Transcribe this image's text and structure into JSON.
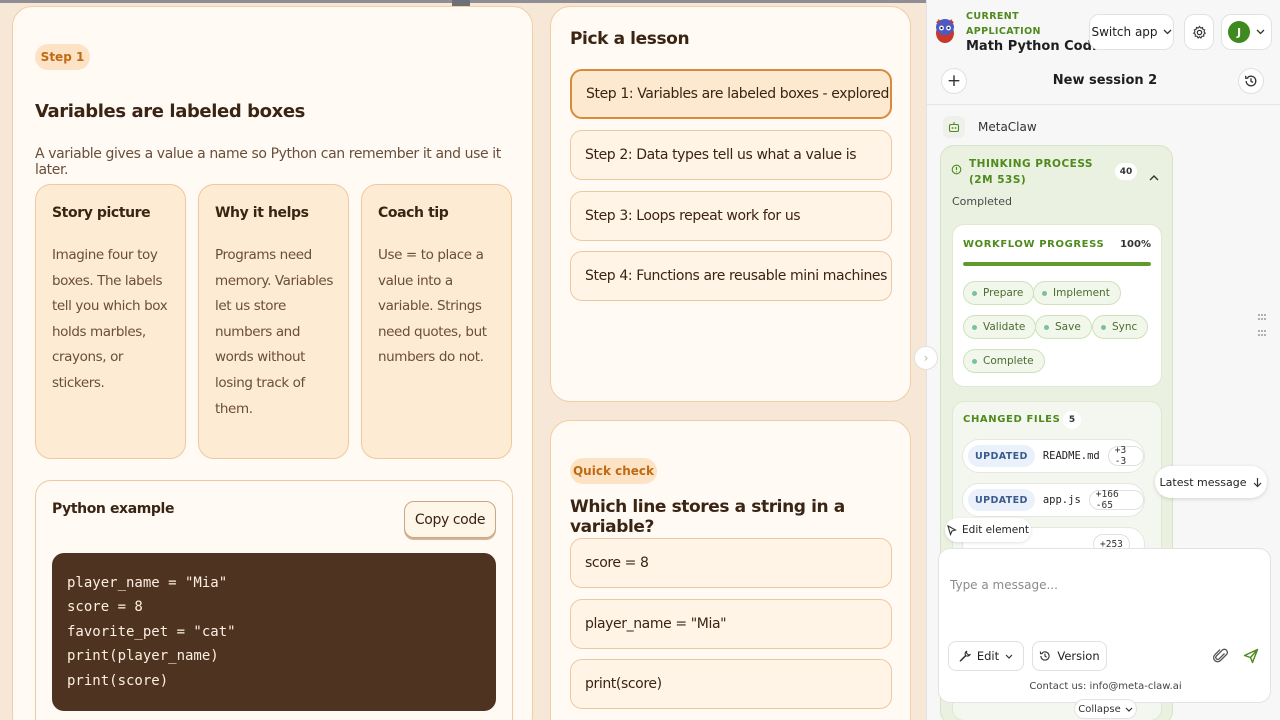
{
  "lesson": {
    "step_pill": "Step 1",
    "title": "Variables are labeled boxes",
    "subtitle": "A variable gives a value a name so Python can remember it and use it later.",
    "cards": [
      {
        "title": "Story picture",
        "body": "Imagine four toy boxes. The labels tell you which box holds marbles, crayons, or stickers."
      },
      {
        "title": "Why it helps",
        "body": "Programs need memory. Variables let us store numbers and words without losing track of them."
      },
      {
        "title": "Coach tip",
        "body": "Use = to place a value into a variable. Strings need quotes, but numbers do not."
      }
    ],
    "example": {
      "title": "Python example",
      "copy_label": "Copy code",
      "code_lines": [
        "player_name = \"Mia\"",
        "score = 8",
        "favorite_pet = \"cat\"",
        "print(player_name)",
        "print(score)"
      ]
    }
  },
  "picker": {
    "title": "Pick a lesson",
    "lessons": [
      "Step 1: Variables are labeled boxes - explored",
      "Step 2: Data types tell us what a value is",
      "Step 3: Loops repeat work for us",
      "Step 4: Functions are reusable mini machines"
    ],
    "active_index": 0
  },
  "quiz": {
    "pill": "Quick check",
    "question": "Which line stores a string in a variable?",
    "answers": [
      "score = 8",
      "player_name = \"Mia\"",
      "print(score)"
    ]
  },
  "panel": {
    "current_label": "CURRENT APPLICATION",
    "app_name": "Math Python Cod...",
    "switch_label": "Switch app",
    "user_initial": "J",
    "session_title": "New session 2",
    "bot_name": "MetaClaw",
    "thinking": {
      "title": "THINKING PROCESS (2M 53S)",
      "count": "40",
      "status": "Completed"
    },
    "workflow": {
      "label": "WORKFLOW PROGRESS",
      "percent_text": "100%",
      "progress": 1.0,
      "steps": [
        "Prepare",
        "Implement",
        "Validate",
        "Save",
        "Sync",
        "Complete"
      ]
    },
    "files": {
      "label": "CHANGED FILES",
      "count": "5",
      "items": [
        {
          "badge": "UPDATED",
          "name": "README.md",
          "diff": "+3 -3"
        },
        {
          "badge": "UPDATED",
          "name": "app.js",
          "diff": "+166 -65"
        },
        {
          "badge": "",
          "name": "",
          "diff": "+253"
        }
      ]
    },
    "latest_label": "Latest message",
    "edit_element_label": "Edit element",
    "composer": {
      "placeholder": "Type a message...",
      "edit_label": "Edit",
      "version_label": "Version",
      "contact": "Contact us: info@meta-claw.ai"
    },
    "collapse_label": "Collapse",
    "accent_color": "#4e8a1c"
  }
}
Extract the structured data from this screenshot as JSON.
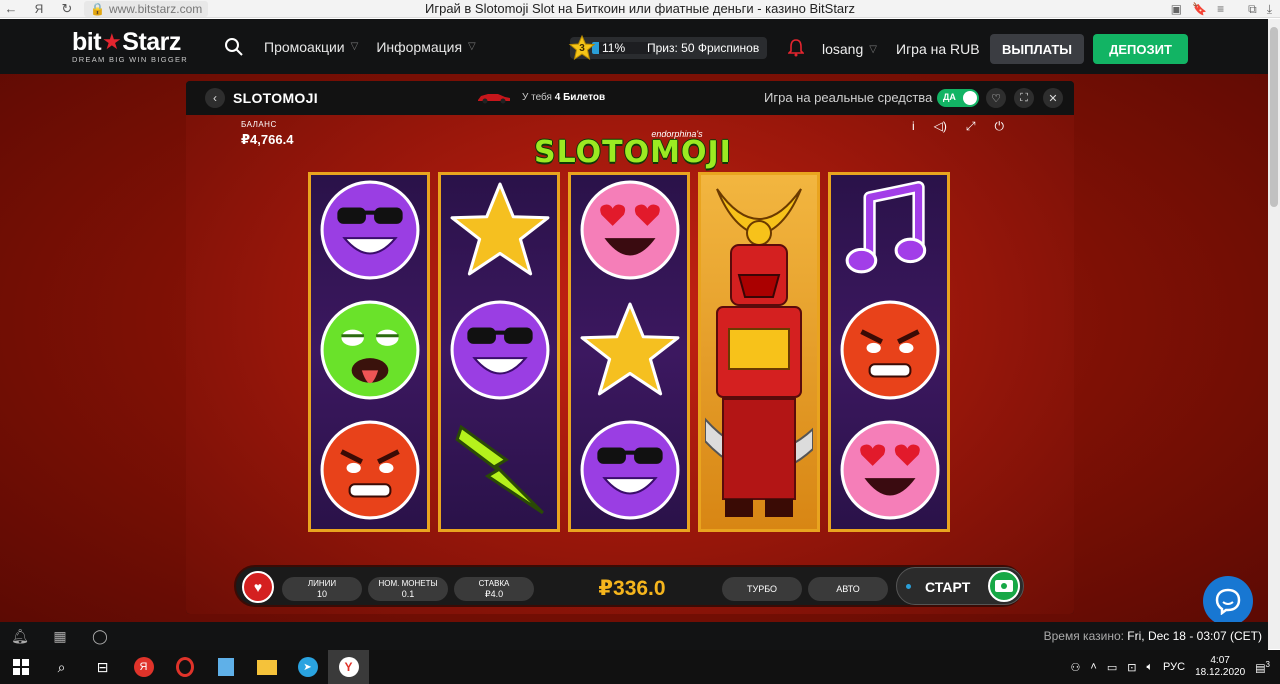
{
  "browser": {
    "url": "www.bitstarz.com",
    "title": "Играй в Slotomoji Slot на Биткоин или фиатные деньги - казино BitStarz",
    "yandex_btn": "Я"
  },
  "header": {
    "logo": {
      "part1": "bit",
      "part2": "Starz",
      "tagline": "DREAM BIG WIN BIGGER"
    },
    "nav": [
      {
        "label": "Промоакции"
      },
      {
        "label": "Информация"
      }
    ],
    "level": {
      "number": "3",
      "progress_pct": 11,
      "progress_label": "11%",
      "prize": "Приз: 50 Фриспинов"
    },
    "username": "losang",
    "currency_label": "Игра на RUB",
    "payout_button": "ВЫПЛАТЫ",
    "deposit_button": "ДЕПОЗИТ"
  },
  "game_bar": {
    "title": "SLOTOMOJI",
    "tickets_prefix": "У тебя",
    "tickets_count": "4 Билетов",
    "real_money_label": "Игра на реальные средства",
    "toggle_label": "ДА"
  },
  "game": {
    "balance_label": "БАЛАНС",
    "balance_value": "₽4,766.4",
    "provider": "endorphina's",
    "logo": "SLOTOMOJI",
    "icons": [
      "info-icon",
      "sound-icon",
      "fullscreen-icon",
      "power-icon"
    ],
    "reels": [
      [
        "cool-purple-emoji",
        "sick-green-emoji",
        "angry-red-emoji"
      ],
      [
        "star-symbol",
        "cool-purple-emoji",
        "lightning-symbol"
      ],
      [
        "heart-eyes-pink-emoji",
        "star-symbol",
        "cool-purple-emoji"
      ],
      [
        "samurai-wild"
      ],
      [
        "music-note-symbol",
        "angry-red-emoji",
        "heart-eyes-pink-emoji"
      ]
    ],
    "controls": {
      "lines_label": "ЛИНИИ",
      "lines_value": "10",
      "coin_label": "НОМ. МОНЕТЫ",
      "coin_value": "0.1",
      "bet_label": "СТАВКА",
      "bet_value": "₽4.0",
      "total": "₽336.0",
      "turbo": "ТУРБО",
      "auto": "АВТО",
      "start": "СТАРТ"
    }
  },
  "footer": {
    "casino_time_label": "Время казино:",
    "casino_time_value": "Fri, Dec 18 - 03:07 (CET)"
  },
  "taskbar": {
    "language": "РУС",
    "time": "4:07",
    "date": "18.12.2020",
    "notifications": "3"
  },
  "colors": {
    "brand_red": "#e4252f",
    "deposit_green": "#12b464",
    "reel_border": "#e9a41f",
    "total_gold": "#f5b51d"
  }
}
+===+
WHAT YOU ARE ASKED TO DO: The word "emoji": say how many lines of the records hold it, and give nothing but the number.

RESPONSE BELOW: 8